The answer should consist of each line from the data below that includes "price".

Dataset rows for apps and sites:
--- START ---

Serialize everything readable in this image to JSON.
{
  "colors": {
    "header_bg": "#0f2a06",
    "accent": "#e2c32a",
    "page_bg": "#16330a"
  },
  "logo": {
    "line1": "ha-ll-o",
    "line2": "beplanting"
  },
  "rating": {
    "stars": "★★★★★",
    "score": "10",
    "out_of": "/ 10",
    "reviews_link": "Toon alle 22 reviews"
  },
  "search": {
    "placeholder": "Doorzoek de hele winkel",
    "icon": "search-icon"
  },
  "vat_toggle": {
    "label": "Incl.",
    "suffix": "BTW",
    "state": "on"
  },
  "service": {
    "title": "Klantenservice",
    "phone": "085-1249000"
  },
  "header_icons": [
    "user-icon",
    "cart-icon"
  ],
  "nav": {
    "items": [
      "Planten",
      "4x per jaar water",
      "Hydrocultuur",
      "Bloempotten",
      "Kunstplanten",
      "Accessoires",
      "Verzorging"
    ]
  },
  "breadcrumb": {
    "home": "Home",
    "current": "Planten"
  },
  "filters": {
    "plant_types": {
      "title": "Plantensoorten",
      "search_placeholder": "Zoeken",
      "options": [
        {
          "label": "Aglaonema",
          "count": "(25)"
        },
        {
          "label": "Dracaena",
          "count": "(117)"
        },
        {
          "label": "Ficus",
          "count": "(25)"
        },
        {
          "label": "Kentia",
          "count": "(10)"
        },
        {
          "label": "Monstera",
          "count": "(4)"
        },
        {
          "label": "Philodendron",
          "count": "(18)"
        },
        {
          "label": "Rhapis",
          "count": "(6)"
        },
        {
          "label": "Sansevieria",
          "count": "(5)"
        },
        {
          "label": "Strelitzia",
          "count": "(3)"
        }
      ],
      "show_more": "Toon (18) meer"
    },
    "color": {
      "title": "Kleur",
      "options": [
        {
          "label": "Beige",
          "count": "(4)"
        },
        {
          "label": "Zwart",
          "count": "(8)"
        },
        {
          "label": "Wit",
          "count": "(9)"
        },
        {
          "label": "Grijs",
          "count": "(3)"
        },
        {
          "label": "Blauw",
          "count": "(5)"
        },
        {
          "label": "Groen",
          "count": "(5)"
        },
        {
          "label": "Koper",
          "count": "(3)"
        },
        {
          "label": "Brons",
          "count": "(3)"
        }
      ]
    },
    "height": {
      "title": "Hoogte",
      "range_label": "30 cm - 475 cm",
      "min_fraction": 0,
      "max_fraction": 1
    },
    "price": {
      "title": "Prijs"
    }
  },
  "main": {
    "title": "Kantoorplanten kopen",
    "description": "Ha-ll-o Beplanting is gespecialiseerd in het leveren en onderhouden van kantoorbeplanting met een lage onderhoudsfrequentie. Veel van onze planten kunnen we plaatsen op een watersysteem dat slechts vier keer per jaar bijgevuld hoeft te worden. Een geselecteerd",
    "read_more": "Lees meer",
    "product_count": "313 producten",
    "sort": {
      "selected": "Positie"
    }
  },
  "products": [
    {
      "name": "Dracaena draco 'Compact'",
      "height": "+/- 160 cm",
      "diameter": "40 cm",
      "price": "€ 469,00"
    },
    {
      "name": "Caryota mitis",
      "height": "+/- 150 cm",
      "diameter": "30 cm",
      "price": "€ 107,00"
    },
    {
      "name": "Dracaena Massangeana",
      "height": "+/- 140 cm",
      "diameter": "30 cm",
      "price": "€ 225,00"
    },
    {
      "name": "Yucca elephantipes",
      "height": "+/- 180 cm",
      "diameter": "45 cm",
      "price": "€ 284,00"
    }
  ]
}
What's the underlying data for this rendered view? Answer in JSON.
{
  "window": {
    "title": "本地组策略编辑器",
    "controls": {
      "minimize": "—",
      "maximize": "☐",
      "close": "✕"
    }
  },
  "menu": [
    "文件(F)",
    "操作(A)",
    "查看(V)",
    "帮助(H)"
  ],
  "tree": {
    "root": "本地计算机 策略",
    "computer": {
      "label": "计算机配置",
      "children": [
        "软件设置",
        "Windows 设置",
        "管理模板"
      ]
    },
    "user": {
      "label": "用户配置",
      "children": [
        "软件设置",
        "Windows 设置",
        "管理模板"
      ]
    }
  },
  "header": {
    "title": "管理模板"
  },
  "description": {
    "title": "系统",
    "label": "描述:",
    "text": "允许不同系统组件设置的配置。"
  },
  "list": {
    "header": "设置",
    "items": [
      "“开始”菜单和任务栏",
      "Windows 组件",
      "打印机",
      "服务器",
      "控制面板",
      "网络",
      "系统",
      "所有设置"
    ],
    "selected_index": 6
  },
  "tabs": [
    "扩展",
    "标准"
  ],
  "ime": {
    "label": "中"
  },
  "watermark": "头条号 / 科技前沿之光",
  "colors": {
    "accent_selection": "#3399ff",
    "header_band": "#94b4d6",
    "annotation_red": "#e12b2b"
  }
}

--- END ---

_OUTPUT FOR THIS EXERCISE_
    "price": {
      "price": "€ 469,00"
      "price": "€ 107,00"
      "price": "€ 225,00"
      "price": "€ 284,00"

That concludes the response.